“Nelson Mandela’s 90th birthday party in Hyde Park was amazing,” he recalls.

Live Nation put on Nelson Mandela's 90th birthday concert in Hyde Park, London
Live Nation put on Nelson Mandela's 90th birthday concert in Hyde Park, London
 

“I just wanted to create this party for him and had got Will Smith to compere who was fantastic. But when he said, ‘Here’s Nelson Mandela’ it took him 20 minutes to walk to the middle of the stage.”

With the Olympics, John felt it was an opportunity for his staff to have a couple of months off.

“But after a meeting with London Mayor Boris Johnson, he got permission to stage events next to big screens at three centres and was carried along by national pride.

“You could sense there was a worldwide expectation that London would fail,” he recalls. “But we delivered in every way. I’m proud to have been part of that.”

Last summer, he oversaw 600,000 people visiting shows at the Olympic Park, even though ‘‘part of it is still a building site’’.

“Every night we’ve got something on somewhere,” he smiles. “From 200 people at a venue like the Academy in Birmingham, to 15,000 people at somewhere like the NIA.”

John wonders if any of this would have happened if he hadn’t walked out on his father. Seeing him only once a year, by the time he was dying from cancer it was too late to make up for lost time.

Pride and comfort has come from being a father himself to son Jack, 12, and Ellie, who is now ‘‘14 going on 18’’.

“My wife, Rae, has been an absolute pillar,” he admits. “The kids go to Rock School every Wednesday and it’s amazing the confidence it gives them.

“I didn’t even know Ellie could play drums until I went to pick them up and they all had to perform.”

Today, he’s looking forward to this weekend’s Wireless Festival between London and Birmingham.

Three days, two venues, one huge festival – and stars such as Kanye West, Drake, Bruno Mars and Pharrell Williams. It’s as if keeping the event in one city would have been too easy...

Modest as ever, John says: “I’m just very proud to be able to bring it home... to Birmingham.”

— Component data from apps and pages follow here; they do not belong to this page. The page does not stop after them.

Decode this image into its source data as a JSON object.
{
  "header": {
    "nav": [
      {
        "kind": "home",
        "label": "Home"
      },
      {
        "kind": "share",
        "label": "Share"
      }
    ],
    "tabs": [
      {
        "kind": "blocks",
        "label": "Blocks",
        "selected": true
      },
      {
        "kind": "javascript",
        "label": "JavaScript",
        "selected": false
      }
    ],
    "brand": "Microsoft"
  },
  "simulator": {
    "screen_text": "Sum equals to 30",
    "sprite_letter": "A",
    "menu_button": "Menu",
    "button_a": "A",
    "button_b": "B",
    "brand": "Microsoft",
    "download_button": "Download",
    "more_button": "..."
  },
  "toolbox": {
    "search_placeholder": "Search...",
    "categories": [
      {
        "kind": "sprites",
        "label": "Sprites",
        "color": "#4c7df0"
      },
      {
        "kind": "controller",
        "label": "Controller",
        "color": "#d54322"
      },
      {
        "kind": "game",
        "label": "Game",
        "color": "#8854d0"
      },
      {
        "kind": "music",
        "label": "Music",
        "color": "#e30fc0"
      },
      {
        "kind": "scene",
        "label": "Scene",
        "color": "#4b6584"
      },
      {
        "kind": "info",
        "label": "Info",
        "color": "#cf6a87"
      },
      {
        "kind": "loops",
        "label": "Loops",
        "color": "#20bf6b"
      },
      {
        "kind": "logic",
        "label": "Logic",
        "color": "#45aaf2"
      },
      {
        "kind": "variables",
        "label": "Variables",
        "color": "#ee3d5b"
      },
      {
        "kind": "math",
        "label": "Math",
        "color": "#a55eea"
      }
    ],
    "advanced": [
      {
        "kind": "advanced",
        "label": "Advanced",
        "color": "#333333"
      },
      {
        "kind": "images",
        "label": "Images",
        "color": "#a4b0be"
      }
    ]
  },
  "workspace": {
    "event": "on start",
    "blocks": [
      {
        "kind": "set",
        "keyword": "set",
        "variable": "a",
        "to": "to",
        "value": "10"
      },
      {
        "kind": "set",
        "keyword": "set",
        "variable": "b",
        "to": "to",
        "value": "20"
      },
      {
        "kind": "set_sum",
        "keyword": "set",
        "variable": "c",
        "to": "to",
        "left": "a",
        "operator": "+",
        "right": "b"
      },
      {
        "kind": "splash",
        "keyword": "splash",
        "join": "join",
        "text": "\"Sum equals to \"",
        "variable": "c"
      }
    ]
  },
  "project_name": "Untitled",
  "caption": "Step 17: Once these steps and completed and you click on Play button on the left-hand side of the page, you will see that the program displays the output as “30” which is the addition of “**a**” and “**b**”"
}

* Tickets are on sale via www.wirelessfestival.co.uk . For more information visit www.facebook.com/WirelessFestival or visit www.twitter.com/WirelessFest (#wireless) .